Government agencies continue to delay Obama-era regulations, leading to an influx of legal challenges from states.
In this candid conversation, RT’s Sean Stone asks WhoWhatWhy’s editor-in-chief Russ Baker about Trump and the Russian mob
It’s Independence Day, and Americans celebrate their country’s 241st birthday with pride. But patriotism can be manipulated to further destructive ends.
Two years after same-sex marriage became legal, gay couples still face challenges.
Over half of the EPA’s Board of Scientific Counselors have been dismissed to make way for fossil fuel advocates, leading many to worry about the vanishing role of independent scientific review within the agency.
The value placed on free speech in the US is so high that some of the most abhorrent individuals and groups can have their say. This court case proves it.
Electoral boycotts and economic problems overshadow Puerto Rico’s latest bid for statehood.
This week marks the 52nd anniversary of Griswold v Connecticut, the Supreme Court case that paved the way for accessible contraception. We take a look back at the history of birth control and the importance of vigilance in a time of legislative regression.
A wealthy American entrepreneur challenges the Republican notion that more tax breaks for the rich equals more jobs and prosperity for all.
On May 18, the FCC quietly voted to propose new rules governing Internet service providers. The intent is to appeal net neutrality regulations enacted under the Obama administration.

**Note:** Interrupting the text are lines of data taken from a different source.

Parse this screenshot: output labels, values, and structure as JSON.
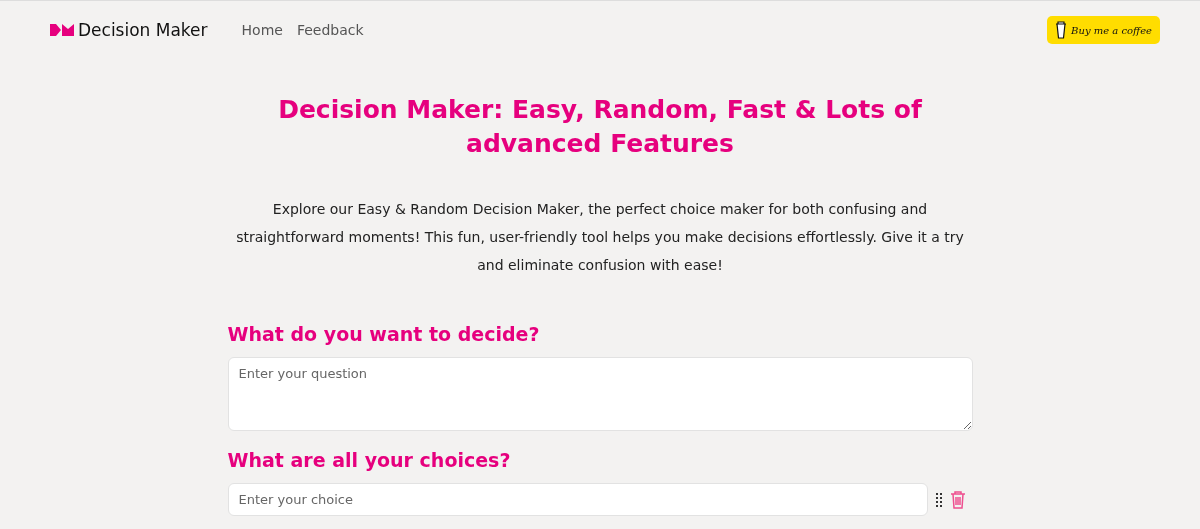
{
  "nav": {
    "brand": "Decision Maker",
    "links": [
      "Home",
      "Feedback"
    ],
    "coffee_button": "Buy me a coffee"
  },
  "title": "Decision Maker: Easy, Random, Fast & Lots of advanced Features",
  "intro": "Explore our Easy & Random Decision Maker, the perfect choice maker for both confusing and straightforward moments! This fun, user-friendly tool helps you make decisions effortlessly. Give it a try and eliminate confusion with ease!",
  "question": {
    "heading": "What do you want to decide?",
    "placeholder": "Enter your question"
  },
  "choices": {
    "heading": "What are all your choices?",
    "items": [
      {
        "placeholder": "Enter your choice"
      }
    ]
  }
}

There have been many proud and shameful days in US history. Americans have heard of many of them. One particular event, however, has long evaded public scrutiny. WhoWhatWhy is doing its part to change that by commemorating the anniversary of one of the most shameful episodes in the country’s history each year.